(Web page and app entries)
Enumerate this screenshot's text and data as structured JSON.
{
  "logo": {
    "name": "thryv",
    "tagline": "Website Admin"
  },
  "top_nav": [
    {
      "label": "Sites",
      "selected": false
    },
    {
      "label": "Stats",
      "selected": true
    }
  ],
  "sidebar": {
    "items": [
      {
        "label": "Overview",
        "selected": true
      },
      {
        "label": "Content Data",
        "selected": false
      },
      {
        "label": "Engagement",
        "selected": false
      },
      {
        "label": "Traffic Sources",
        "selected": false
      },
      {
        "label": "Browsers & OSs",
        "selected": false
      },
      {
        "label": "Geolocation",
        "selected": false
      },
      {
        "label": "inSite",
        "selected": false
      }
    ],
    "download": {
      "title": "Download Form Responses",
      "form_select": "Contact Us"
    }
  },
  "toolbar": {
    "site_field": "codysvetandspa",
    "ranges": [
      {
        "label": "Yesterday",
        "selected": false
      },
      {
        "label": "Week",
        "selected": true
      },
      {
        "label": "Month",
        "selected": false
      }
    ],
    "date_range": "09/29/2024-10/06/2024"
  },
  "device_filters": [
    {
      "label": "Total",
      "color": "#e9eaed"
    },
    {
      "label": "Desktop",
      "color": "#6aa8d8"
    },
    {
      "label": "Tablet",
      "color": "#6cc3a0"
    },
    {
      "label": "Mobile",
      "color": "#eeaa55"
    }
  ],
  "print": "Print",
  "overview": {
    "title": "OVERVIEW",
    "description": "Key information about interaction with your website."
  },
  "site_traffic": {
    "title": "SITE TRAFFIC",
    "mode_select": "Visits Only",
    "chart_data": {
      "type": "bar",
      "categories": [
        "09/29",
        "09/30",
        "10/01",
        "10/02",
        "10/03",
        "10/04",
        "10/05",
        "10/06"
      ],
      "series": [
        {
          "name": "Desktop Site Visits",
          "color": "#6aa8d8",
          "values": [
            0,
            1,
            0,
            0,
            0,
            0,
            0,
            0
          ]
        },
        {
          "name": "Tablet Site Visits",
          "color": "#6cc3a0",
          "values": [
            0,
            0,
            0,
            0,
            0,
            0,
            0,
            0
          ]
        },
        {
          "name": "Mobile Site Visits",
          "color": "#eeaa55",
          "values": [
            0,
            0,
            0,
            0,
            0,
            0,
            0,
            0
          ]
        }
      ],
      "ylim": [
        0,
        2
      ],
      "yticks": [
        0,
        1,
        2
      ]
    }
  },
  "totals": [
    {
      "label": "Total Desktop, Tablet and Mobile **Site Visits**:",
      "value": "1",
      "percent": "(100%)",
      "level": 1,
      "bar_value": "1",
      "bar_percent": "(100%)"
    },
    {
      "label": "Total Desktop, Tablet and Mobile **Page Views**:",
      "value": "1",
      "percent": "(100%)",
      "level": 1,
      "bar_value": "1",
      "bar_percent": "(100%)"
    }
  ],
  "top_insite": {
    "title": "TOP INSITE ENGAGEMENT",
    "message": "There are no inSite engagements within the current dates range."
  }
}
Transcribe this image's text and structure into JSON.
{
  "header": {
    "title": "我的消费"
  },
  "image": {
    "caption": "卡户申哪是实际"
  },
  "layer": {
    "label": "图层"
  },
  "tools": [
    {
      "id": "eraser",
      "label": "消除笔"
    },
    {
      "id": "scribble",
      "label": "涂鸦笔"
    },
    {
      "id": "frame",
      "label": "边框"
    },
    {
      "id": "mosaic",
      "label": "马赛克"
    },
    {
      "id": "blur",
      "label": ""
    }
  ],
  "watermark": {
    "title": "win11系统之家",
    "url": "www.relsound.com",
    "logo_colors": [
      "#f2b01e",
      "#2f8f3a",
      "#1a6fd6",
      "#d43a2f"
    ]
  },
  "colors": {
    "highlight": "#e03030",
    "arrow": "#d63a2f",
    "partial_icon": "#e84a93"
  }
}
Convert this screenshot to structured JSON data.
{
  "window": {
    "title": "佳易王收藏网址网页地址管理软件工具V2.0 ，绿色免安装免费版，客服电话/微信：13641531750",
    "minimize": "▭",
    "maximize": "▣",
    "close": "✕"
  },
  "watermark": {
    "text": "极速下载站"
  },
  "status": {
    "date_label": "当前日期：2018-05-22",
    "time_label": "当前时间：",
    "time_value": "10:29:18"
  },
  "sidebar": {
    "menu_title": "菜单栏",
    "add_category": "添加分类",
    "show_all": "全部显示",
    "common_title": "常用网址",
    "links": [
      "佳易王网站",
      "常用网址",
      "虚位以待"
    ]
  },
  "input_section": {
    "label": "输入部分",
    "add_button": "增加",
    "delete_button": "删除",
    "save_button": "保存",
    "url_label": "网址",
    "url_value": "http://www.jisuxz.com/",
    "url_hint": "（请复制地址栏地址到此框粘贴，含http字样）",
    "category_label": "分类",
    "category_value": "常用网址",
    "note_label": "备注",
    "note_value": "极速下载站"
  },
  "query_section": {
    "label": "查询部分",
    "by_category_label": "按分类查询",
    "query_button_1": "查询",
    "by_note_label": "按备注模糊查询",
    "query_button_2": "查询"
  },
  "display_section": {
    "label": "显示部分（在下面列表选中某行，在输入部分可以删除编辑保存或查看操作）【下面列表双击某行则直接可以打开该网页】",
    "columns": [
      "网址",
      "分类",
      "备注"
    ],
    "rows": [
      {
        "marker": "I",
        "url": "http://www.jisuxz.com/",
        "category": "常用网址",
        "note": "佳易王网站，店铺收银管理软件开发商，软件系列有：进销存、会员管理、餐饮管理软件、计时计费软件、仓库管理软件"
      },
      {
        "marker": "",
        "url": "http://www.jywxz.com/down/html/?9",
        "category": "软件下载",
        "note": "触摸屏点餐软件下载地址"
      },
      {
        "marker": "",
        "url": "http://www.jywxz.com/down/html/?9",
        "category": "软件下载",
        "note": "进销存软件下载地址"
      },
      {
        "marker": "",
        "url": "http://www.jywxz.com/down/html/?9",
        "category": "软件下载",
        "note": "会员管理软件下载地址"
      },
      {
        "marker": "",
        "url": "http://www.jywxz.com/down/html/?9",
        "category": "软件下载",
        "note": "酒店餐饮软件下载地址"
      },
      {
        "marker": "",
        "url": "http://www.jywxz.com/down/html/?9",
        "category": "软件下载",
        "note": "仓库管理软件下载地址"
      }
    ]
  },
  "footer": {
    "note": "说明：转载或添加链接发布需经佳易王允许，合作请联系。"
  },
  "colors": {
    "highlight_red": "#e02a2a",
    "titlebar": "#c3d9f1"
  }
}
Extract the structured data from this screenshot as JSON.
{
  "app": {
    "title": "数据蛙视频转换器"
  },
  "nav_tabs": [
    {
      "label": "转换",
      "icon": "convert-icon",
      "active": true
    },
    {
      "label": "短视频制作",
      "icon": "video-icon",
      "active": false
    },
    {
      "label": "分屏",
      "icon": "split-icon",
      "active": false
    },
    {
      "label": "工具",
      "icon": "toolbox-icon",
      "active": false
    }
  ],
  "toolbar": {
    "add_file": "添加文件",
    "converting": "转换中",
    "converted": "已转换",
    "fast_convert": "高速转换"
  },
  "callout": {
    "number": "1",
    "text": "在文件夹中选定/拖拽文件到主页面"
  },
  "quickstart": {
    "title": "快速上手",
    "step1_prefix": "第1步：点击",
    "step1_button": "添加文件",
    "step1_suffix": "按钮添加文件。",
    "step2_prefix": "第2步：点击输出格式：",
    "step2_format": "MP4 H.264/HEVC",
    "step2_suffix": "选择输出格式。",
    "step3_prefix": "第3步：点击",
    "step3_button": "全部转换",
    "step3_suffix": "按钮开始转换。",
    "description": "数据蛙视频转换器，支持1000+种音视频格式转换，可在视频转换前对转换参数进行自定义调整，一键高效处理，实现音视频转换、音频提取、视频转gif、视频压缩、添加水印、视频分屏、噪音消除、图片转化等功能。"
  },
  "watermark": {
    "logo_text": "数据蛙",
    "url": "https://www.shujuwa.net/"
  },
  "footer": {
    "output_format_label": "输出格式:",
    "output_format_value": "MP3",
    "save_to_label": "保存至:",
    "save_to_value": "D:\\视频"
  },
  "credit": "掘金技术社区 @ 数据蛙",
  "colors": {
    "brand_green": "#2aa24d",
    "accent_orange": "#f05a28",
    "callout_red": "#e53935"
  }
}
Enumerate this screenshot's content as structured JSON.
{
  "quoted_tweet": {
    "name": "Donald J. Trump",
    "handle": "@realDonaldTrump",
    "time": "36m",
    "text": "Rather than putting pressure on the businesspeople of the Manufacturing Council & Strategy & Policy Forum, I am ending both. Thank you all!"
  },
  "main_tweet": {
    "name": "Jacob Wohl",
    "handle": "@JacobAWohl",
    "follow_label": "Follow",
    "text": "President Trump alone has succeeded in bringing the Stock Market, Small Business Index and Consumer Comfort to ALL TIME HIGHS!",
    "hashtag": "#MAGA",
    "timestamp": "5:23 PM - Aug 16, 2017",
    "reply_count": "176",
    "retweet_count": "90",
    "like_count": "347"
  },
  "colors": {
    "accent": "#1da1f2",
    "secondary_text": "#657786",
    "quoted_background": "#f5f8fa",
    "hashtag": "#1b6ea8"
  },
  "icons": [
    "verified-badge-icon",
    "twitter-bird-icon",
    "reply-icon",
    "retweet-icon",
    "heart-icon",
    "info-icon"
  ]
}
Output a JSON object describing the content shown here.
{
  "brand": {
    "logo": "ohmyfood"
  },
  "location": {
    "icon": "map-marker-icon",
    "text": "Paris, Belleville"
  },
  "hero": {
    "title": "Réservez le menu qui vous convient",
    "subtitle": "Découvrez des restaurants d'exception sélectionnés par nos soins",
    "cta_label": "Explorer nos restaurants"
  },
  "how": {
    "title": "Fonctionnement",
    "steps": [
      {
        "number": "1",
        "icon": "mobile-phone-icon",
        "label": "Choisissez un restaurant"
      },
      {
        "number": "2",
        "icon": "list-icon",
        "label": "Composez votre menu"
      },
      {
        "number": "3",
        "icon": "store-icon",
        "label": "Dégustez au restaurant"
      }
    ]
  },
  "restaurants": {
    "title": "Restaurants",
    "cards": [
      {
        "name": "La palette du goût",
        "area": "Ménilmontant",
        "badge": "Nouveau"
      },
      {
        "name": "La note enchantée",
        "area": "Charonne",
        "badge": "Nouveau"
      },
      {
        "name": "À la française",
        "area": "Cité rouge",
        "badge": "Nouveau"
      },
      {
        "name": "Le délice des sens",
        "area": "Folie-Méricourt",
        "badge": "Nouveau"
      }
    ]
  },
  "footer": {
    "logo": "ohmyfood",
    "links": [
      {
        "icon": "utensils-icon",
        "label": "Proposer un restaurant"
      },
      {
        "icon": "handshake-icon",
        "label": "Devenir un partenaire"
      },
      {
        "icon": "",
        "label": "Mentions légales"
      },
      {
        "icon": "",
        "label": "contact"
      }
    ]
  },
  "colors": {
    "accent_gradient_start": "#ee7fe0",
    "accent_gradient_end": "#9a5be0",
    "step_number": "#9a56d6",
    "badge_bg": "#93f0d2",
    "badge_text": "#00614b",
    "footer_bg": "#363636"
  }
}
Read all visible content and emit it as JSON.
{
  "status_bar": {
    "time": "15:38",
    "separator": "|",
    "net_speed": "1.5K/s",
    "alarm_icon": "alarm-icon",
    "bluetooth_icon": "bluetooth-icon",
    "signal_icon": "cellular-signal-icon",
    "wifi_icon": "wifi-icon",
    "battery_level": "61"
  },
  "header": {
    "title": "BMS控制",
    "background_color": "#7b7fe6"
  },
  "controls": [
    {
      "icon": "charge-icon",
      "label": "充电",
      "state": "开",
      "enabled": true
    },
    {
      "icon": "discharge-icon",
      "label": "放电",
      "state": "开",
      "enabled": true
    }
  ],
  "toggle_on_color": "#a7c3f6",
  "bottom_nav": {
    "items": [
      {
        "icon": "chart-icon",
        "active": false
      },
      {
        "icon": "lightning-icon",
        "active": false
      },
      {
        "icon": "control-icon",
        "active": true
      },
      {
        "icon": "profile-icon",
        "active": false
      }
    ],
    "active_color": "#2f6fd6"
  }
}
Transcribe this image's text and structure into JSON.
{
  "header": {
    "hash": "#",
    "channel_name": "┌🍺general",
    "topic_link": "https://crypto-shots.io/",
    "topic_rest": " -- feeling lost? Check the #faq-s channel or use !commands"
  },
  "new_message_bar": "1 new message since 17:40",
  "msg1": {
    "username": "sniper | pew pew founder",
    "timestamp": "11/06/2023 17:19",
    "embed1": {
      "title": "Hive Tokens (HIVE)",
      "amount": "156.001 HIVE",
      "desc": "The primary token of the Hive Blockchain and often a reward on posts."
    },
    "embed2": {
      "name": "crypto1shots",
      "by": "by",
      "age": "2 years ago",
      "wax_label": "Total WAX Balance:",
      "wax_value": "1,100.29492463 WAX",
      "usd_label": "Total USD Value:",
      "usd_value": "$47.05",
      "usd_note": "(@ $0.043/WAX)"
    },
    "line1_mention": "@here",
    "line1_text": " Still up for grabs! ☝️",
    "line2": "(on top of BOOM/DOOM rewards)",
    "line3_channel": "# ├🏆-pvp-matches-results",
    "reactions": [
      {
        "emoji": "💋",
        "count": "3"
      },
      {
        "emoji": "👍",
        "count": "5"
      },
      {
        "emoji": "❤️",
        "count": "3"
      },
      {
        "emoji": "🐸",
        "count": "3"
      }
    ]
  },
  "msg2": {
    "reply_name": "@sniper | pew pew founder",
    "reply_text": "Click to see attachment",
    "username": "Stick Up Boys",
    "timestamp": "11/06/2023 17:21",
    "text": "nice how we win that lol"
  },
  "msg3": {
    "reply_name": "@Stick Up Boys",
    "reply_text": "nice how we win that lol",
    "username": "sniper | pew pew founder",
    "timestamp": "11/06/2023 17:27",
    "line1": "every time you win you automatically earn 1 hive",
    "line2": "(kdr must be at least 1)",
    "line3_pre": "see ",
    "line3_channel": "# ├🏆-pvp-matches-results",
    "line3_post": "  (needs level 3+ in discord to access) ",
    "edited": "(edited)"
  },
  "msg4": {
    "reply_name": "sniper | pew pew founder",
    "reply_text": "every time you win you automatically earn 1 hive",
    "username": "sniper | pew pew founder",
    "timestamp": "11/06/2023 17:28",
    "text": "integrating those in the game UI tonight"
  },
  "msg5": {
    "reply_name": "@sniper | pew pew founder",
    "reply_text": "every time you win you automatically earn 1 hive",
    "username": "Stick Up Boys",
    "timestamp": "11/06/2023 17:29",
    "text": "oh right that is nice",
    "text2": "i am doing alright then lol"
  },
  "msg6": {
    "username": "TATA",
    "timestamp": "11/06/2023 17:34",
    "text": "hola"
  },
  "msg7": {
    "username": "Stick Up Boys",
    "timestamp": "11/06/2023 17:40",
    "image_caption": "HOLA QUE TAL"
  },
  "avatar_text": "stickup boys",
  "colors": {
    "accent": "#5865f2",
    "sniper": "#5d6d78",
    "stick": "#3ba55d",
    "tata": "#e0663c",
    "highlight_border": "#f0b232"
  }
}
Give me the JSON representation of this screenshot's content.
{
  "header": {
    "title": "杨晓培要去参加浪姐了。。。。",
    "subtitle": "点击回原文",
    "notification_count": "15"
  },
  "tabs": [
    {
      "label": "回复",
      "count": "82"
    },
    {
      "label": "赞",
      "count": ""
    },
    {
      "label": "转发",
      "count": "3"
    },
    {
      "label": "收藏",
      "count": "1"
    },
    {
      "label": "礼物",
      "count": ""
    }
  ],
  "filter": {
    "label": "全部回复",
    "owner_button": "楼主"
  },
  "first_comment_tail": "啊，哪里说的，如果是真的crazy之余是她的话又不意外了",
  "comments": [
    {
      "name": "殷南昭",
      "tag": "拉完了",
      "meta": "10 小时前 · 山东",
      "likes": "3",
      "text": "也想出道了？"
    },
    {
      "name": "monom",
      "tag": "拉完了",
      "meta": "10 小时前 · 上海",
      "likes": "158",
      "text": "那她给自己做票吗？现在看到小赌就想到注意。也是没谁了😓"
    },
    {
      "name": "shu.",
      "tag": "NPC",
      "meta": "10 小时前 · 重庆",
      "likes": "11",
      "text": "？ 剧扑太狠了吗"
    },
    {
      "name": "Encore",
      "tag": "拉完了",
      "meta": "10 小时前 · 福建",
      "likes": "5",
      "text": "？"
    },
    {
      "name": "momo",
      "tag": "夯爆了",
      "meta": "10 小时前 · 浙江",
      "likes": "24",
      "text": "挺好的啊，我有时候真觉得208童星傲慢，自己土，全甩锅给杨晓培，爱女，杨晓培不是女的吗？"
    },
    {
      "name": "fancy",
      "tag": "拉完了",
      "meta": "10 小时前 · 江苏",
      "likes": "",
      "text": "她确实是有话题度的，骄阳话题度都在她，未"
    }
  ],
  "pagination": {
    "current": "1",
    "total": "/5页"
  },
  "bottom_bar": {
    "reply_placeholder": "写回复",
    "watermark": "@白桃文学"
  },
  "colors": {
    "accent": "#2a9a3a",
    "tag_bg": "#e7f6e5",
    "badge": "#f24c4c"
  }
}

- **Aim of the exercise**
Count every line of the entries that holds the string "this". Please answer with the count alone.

- **Answer space**
7